EXERCISE REQUIREMENTS: Give the data below again, word for word.

PROVIDED INFORMATION:

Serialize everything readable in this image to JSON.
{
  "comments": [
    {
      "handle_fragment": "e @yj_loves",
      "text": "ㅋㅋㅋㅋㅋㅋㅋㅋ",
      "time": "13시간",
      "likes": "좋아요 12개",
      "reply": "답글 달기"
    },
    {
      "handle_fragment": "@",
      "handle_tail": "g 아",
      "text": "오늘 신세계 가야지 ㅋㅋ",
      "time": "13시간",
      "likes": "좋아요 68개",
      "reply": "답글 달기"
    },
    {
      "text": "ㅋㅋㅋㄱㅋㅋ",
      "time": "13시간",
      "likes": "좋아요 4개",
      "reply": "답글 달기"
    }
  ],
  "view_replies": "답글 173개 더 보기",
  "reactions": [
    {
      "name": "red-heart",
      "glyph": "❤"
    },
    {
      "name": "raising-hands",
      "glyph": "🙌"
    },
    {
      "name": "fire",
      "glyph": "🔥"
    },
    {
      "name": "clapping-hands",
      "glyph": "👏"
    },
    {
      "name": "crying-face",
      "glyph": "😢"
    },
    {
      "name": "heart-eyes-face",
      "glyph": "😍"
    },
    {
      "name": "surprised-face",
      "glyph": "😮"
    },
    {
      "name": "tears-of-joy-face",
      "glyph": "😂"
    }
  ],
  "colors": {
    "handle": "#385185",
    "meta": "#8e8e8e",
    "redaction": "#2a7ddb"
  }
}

WRITTEN RESPONSE:
Serialize everything readable in this image to JSON.
{
  "comments": [
    {
      "handle_fragment": "e @yj_loves",
      "text": "ㅋㅋㅋㅋㅋㅋㅋㅋ",
      "time": "13시간",
      "likes": "좋아요 12개",
      "reply": "답글 달기"
    },
    {
      "handle_fragment": "@",
      "handle_tail": "g 아",
      "text": "오늘 신세계 가야지 ㅋㅋ",
      "time": "13시간",
      "likes": "좋아요 68개",
      "reply": "답글 달기"
    },
    {
      "text": "ㅋㅋㅋㄱㅋㅋ",
      "time": "13시간",
      "likes": "좋아요 4개",
      "reply": "답글 달기"
    }
  ],
  "view_replies": "답글 173개 더 보기",
  "reactions": [
    {
      "name": "red-heart",
      "glyph": "❤"
    },
    {
      "name": "raising-hands",
      "glyph": "🙌"
    },
    {
      "name": "fire",
      "glyph": "🔥"
    },
    {
      "name": "clapping-hands",
      "glyph": "👏"
    },
    {
      "name": "crying-face",
      "glyph": "😢"
    },
    {
      "name": "heart-eyes-face",
      "glyph": "😍"
    },
    {
      "name": "surprised-face",
      "glyph": "😮"
    },
    {
      "name": "tears-of-joy-face",
      "glyph": "😂"
    }
  ],
  "colors": {
    "handle": "#385185",
    "meta": "#8e8e8e",
    "redaction": "#2a7ddb"
  }
}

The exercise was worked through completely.